• _Task item_
Go through the listing below and show each line that has the word "value".

• _Data under study_
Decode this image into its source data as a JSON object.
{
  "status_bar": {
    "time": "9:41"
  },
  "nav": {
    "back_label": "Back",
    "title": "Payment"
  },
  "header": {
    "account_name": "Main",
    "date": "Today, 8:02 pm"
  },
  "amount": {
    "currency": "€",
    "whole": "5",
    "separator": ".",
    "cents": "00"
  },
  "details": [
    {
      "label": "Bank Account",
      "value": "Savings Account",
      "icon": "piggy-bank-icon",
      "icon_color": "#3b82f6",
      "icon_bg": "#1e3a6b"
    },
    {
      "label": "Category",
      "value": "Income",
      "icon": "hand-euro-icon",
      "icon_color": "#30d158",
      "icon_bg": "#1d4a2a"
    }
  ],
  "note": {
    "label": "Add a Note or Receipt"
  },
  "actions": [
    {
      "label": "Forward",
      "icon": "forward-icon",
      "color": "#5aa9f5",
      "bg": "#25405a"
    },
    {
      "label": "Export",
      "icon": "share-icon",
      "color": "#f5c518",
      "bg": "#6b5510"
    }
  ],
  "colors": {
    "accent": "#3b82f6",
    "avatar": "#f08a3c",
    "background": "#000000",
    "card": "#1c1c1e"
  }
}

• _Problem solution_
      "value": "Savings Account",
      "value": "Income",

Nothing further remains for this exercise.